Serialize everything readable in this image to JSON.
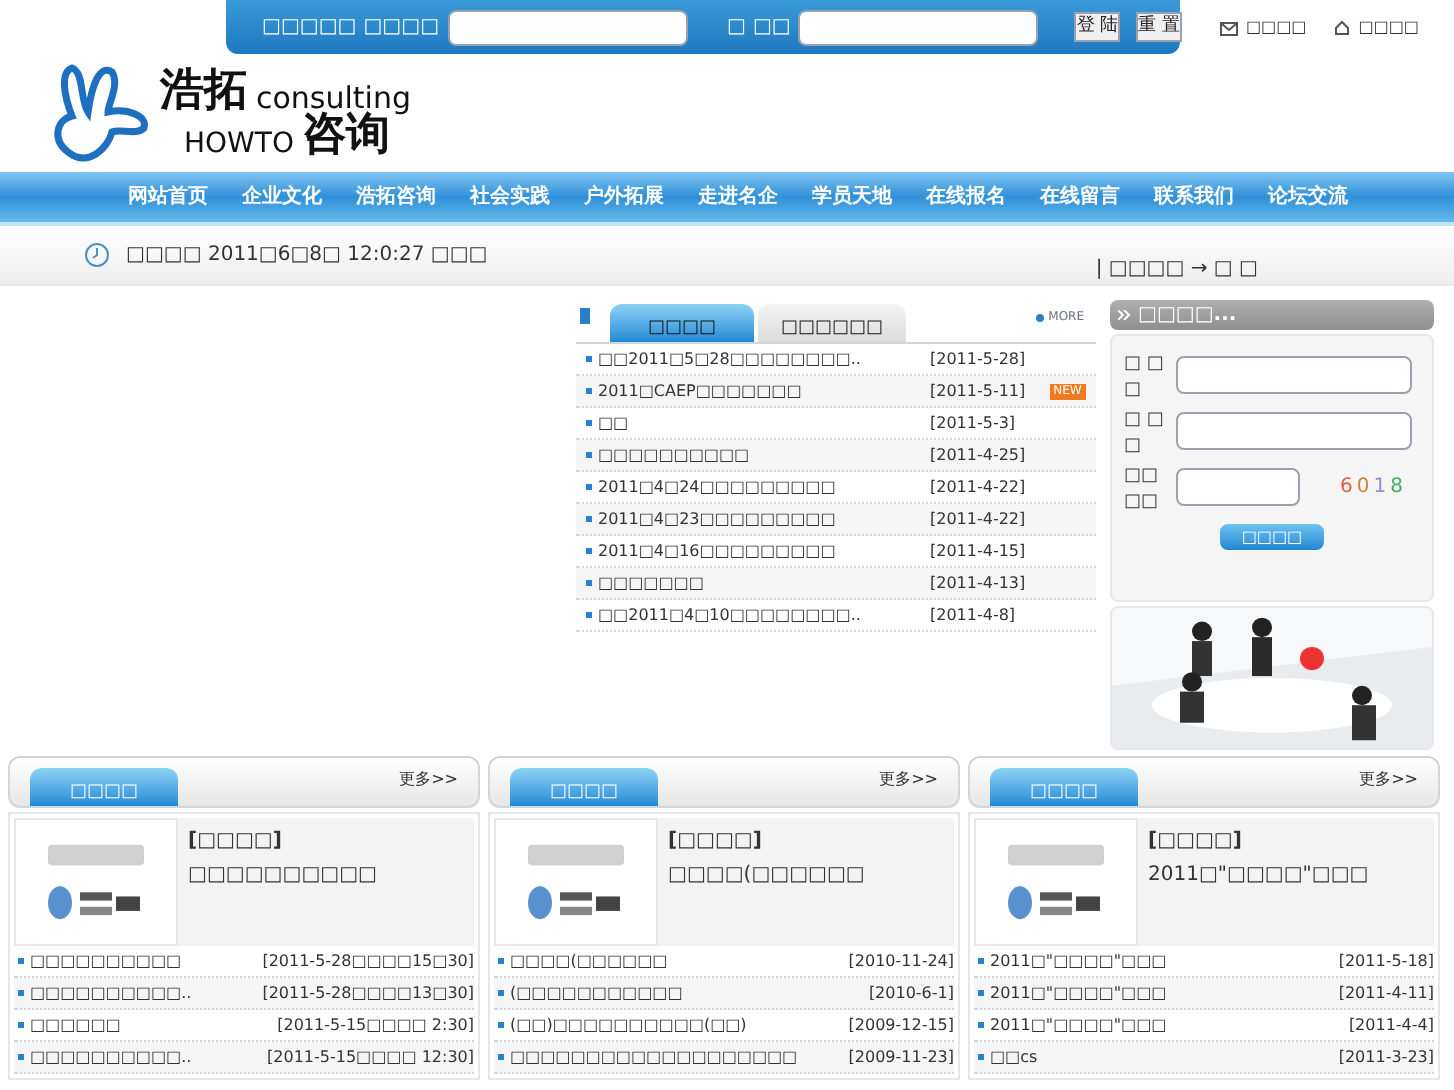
{
  "top_login": {
    "username_label": "□□□□□ □□□□",
    "password_label": "□ □□",
    "buttons": [
      "登 陆",
      "重 置"
    ],
    "links": [
      {
        "kind": "mail",
        "label": "□□□□"
      },
      {
        "kind": "home",
        "label": "□□□□"
      }
    ]
  },
  "logo": {
    "cn_top": "浩拓",
    "en_top": "consulting",
    "en_bottom": "HOWTO",
    "cn_bottom": "咨询"
  },
  "nav": {
    "items": [
      {
        "label": "网站首页"
      },
      {
        "label": "企业文化"
      },
      {
        "label": "浩拓咨询"
      },
      {
        "label": "社会实践"
      },
      {
        "label": "户外拓展"
      },
      {
        "label": "走进名企"
      },
      {
        "label": "学员天地"
      },
      {
        "label": "在线报名"
      },
      {
        "label": "在线留言"
      },
      {
        "label": "联系我们"
      },
      {
        "label": "论坛交流"
      }
    ]
  },
  "date_bar": {
    "text": "□□□□ 2011□6□8□ 12:0:27 □□□",
    "location": "| □□□□ → □ □"
  },
  "news": {
    "tabs": [
      {
        "label": "□□□□",
        "selected": true
      },
      {
        "label": "□□□□□□",
        "selected": false
      }
    ],
    "more": "MORE",
    "items": [
      {
        "title": "□□2011□5□28□□□□□□□□..",
        "date": "[2011-5-28]",
        "new": false
      },
      {
        "title": "2011□CAEP□□□□□□□",
        "date": "[2011-5-11]",
        "new": true
      },
      {
        "title": "□□",
        "date": "[2011-5-3]",
        "new": false
      },
      {
        "title": "□□□□□□□□□□",
        "date": "[2011-4-25]",
        "new": false
      },
      {
        "title": "2011□4□24□□□□□□□□□",
        "date": "[2011-4-22]",
        "new": false
      },
      {
        "title": "2011□4□23□□□□□□□□□",
        "date": "[2011-4-22]",
        "new": false
      },
      {
        "title": "2011□4□16□□□□□□□□□",
        "date": "[2011-4-15]",
        "new": false
      },
      {
        "title": "□□□□□□□",
        "date": "[2011-4-13]",
        "new": false
      },
      {
        "title": "□□2011□4□10□□□□□□□□..",
        "date": "[2011-4-8]",
        "new": false
      }
    ],
    "new_badge": "NEW"
  },
  "member_login": {
    "title": "□□□□...",
    "fields": [
      {
        "label": "□ □ □",
        "kind": "text"
      },
      {
        "label": "□ □ □",
        "kind": "password"
      },
      {
        "label": "□□□□",
        "kind": "captcha"
      }
    ],
    "captcha": "6018",
    "submit": "□□□□"
  },
  "columns": [
    {
      "title": "□□□□",
      "more": "更多>>",
      "feature_tag": "[□□□□]",
      "feature_title": "□□□□□□□□□□",
      "items": [
        {
          "title": "□□□□□□□□□□",
          "date": "[2011-5-28□□□□15□30]"
        },
        {
          "title": "□□□□□□□□□□..",
          "date": "[2011-5-28□□□□13□30]"
        },
        {
          "title": "□□□□□□",
          "date": "[2011-5-15□□□□ 2:30]"
        },
        {
          "title": "□□□□□□□□□□..",
          "date": "[2011-5-15□□□□ 12:30]"
        }
      ]
    },
    {
      "title": "□□□□",
      "more": "更多>>",
      "feature_tag": "[□□□□]",
      "feature_title": "□□□□(□□□□□□",
      "items": [
        {
          "title": "□□□□(□□□□□□",
          "date": "[2010-11-24]"
        },
        {
          "title": "(□□□□□□□□□□□",
          "date": "[2010-6-1]"
        },
        {
          "title": "(□□)□□□□□□□□□□(□□)",
          "date": "[2009-12-15]"
        },
        {
          "title": "□□□□□□□□□□□□□□□□□□□",
          "date": "[2009-11-23]"
        }
      ]
    },
    {
      "title": "□□□□",
      "more": "更多>>",
      "feature_tag": "[□□□□]",
      "feature_title": "2011□\"□□□□\"□□□",
      "items": [
        {
          "title": "2011□\"□□□□\"□□□",
          "date": "[2011-5-18]"
        },
        {
          "title": "2011□\"□□□□\"□□□",
          "date": "[2011-4-11]"
        },
        {
          "title": "2011□\"□□□□\"□□□",
          "date": "[2011-4-4]"
        },
        {
          "title": "□□cs",
          "date": "[2011-3-23]"
        }
      ]
    }
  ]
}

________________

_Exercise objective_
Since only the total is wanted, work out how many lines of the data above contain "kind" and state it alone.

_Your response_
5